According to a report released by Finnish pro-market think tank, Business and Policy Forum (EVA), migrant women who move to Finland are less likely to find work than those who move to other parts of the Nordic region such as Sweden, Norway, and Denmark.
EVA’s report Maahanmuuttajanaisten loukku (The Trap for Immigrant Women), shows that employment rates were especially low among mothers from Vietnam, China, Russia, Somalia, Afghanistan, and Iraq. The report highlighted Finland’s home care allowance which allows a child to be cared for at home until the age of three and stated, “the low employment rate of immigrant women is a problem that has far-reaching negative effects on society as a whole.”

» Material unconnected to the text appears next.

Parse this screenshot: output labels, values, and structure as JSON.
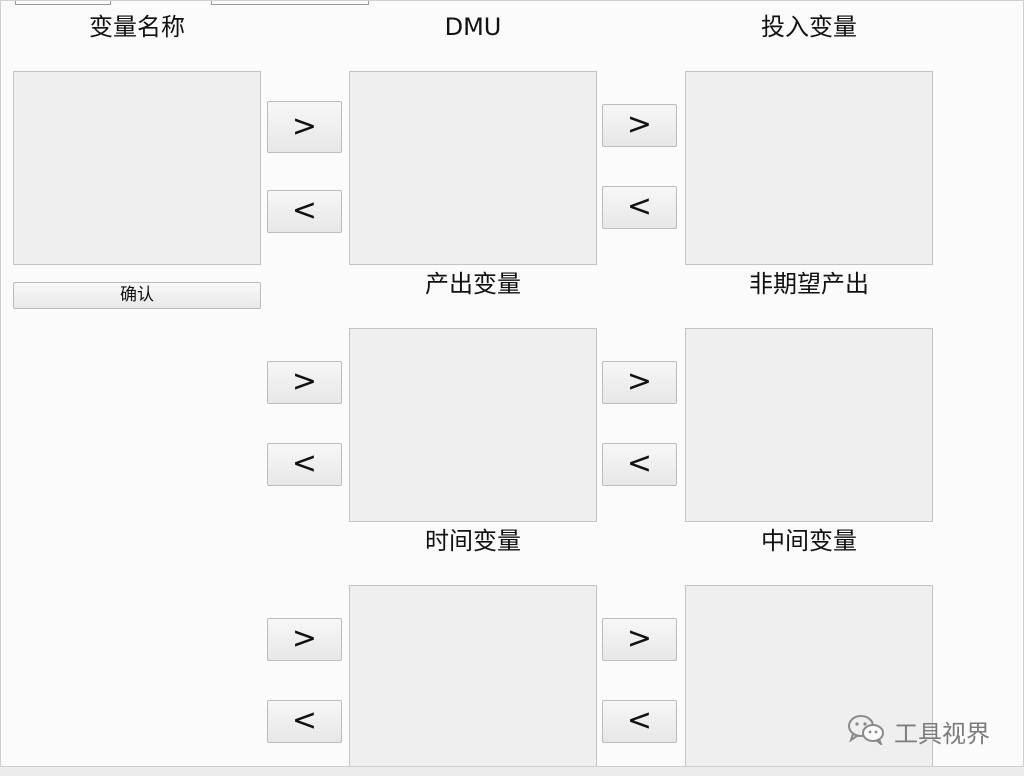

According to the report, the low employment rate of women who move to Finland also weakens their integration into Finnish society and stresses public finance funds. Studies have shown that integration plans help to improve the academic success of immigrant children and economist Sanna Kurronen wrote in EVA’s report that Finland’s passive unemployment benefit and home care allowance seems to be the reasons for the particularly low employment of immigrant women compared to other Nordic countries.

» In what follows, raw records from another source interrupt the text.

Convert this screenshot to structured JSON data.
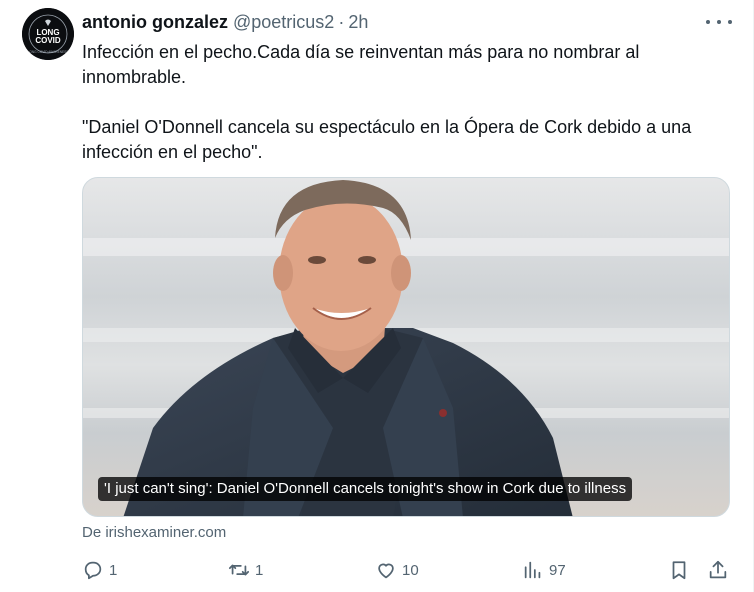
{
  "author": {
    "name": "antonio gonzalez",
    "handle": "@poetricus2",
    "separator": "·",
    "time": "2h",
    "avatar_text": [
      "LONG",
      "COVID"
    ],
    "avatar_ring_text": "LONG COVID AWARENESS"
  },
  "tweet": {
    "paragraph1": "Infección en el pecho.Cada día se reinventan más para no nombrar al innombrable.",
    "paragraph2": "\"Daniel O'Donnell cancela su espectáculo en la Ópera de Cork debido a una infección en el pecho\"."
  },
  "card": {
    "headline": "'I just can't sing': Daniel O'Donnell cancels tonight's show in Cork due to illness",
    "source": "De irishexaminer.com"
  },
  "actions": {
    "replies": "1",
    "retweets": "1",
    "likes": "10",
    "views": "97"
  },
  "icons": {
    "reply": "reply-icon",
    "retweet": "retweet-icon",
    "like": "heart-icon",
    "views": "views-icon",
    "bookmark": "bookmark-icon",
    "share": "share-icon",
    "more": "more-icon"
  },
  "colors": {
    "text": "#0f1419",
    "secondary": "#536471",
    "border": "#cfd9de"
  }
}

About 70 percent of participants in employment training programs in Sweden and Denmark subsequently found either a salaried or wage-subsidized position but in Finland, the rate was only 35 percent. Sanna Kurronen added that other Nordic nations do not offer the same level or length of allowance for stay-at-home parents and the child home care allowance was “particularly problematic” as mothers with immigrant backgrounds tend to use the benefit more often and for longer than the native population of Finland.

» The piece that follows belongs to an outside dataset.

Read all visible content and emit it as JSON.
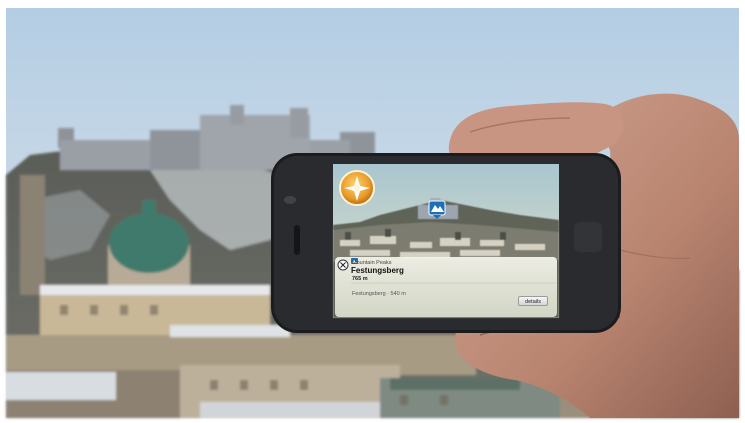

EVA’s report argued that an integration plan and integration policies should be used to improve the employment rate of migrant women and noted that Finnish society is based on the fact that all able-bodied adults work and immigrants can not be an exception.